Below are the entries; count how many lines contain the word "research" and reply with that number alone.

§

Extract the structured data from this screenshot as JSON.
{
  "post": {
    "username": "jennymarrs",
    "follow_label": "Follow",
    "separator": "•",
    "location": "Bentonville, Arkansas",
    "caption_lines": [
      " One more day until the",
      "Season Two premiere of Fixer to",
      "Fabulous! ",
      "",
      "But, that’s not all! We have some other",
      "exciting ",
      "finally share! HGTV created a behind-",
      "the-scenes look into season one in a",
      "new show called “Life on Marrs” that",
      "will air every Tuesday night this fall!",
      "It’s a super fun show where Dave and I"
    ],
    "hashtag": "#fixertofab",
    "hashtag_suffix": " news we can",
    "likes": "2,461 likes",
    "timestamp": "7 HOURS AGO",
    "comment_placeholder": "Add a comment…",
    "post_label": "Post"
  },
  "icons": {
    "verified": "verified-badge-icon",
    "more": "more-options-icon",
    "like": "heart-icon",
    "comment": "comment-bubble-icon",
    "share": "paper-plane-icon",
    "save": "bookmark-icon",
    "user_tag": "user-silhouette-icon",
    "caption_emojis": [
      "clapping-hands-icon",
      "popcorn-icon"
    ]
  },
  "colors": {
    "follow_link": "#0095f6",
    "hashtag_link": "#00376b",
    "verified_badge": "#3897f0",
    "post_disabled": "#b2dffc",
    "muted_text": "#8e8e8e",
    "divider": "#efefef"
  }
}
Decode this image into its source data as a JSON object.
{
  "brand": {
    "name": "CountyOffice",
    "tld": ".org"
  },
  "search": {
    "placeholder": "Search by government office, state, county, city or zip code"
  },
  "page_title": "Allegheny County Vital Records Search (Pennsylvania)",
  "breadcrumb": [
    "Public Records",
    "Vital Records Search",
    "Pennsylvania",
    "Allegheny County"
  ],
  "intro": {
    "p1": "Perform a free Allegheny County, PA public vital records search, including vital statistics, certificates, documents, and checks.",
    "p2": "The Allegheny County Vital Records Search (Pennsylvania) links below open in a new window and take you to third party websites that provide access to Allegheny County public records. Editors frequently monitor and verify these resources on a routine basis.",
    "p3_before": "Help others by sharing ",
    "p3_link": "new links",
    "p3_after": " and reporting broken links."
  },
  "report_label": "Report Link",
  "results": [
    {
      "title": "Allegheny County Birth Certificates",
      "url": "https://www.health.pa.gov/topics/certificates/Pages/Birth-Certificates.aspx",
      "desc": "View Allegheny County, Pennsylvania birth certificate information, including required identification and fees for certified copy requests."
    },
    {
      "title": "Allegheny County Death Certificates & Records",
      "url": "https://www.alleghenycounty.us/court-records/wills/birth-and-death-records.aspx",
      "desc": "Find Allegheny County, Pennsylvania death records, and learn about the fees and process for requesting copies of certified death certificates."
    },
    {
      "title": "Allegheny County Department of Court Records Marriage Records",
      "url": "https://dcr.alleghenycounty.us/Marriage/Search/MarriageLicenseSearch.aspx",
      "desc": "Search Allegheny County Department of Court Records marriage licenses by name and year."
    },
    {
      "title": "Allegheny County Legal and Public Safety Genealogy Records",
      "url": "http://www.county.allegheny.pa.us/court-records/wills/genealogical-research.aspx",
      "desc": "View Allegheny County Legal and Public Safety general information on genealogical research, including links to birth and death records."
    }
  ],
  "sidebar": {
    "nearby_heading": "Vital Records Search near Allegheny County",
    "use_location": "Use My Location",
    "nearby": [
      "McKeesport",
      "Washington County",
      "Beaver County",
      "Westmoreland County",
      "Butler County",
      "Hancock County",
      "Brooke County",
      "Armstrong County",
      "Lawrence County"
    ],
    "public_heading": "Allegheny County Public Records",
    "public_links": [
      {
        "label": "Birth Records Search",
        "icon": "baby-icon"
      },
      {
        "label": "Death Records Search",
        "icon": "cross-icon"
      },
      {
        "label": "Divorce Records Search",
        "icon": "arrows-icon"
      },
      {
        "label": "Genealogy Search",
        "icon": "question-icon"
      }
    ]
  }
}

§

(Solution for this task): 2